    Occupants were evacuated from many downtown buildings, as well as the National Portrait Gallery, the Smithsonian American Art Museum, the National Air and Space Museum and the National Museum of Natural History.

    Oprah Winfrey was speaking at the downtown Warner Theatre during an event debuting a stamp to honor the late poet and author Maya Angelou when the power went out there. Winfrey continued her speech despite the outage, but moments later Secret Service agents escorted first lady Michelle Obama out of the theater.

    Thirteen Metro stations were using emergency lighting at the height of the outages around 1 p.m. Tuesday. Power was back to normal at all stations within two hours.

    The stations affected by the outages were Anacostia; Benning Road; Capitol Heights; Dupont Circle; Eastern Market; Largo Town Center; Minnesota Avenue; Navy Yard-Ballpark; NoMa-Gallaudet U; Potomac Avenue; Prince George's Plaza; Rhode Island Avenue and Stadium-Armory.

    Metro said the escalator outage at the Bethesda Metro station was related to the power outages. The station was temporarily closed and trains bypassed it for about six hours.

    In addition, all elevators and escalators at the Dupont Circle station were temporarily out of service, and Red Line trains briefly single-tracked between Van Ness and Friendship Heights.

    Witnesses at the University of Maryland described seeing rescue personnel pull some people from elevators inside the Adele H. Stamp Student Union during the campuswide power outage.

    "Crews are helping people stuck in elevators and locked buildings," UMd. President Wallace Loh tweeted.

    The outage caused the campus to close at 2 p.m.; power was restored there shortly before 5 p.m.
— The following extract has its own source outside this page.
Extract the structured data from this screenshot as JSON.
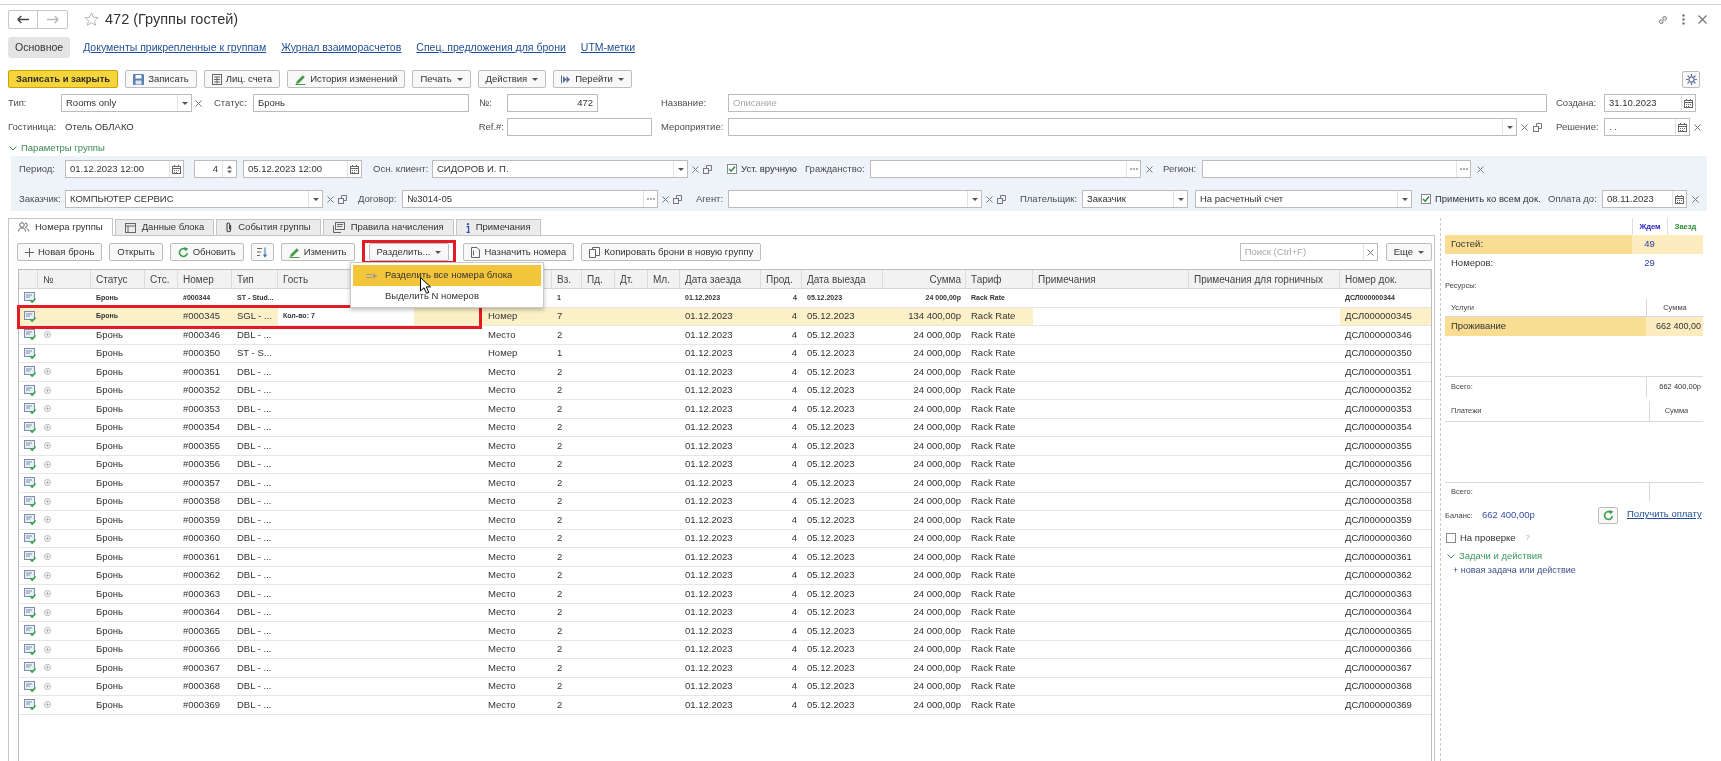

    The central offices of D.C. Public Schools (DCPS) are also affected, Schools Chancellor Kaya Henderson tweeted. School officials dismissed students at the regular time.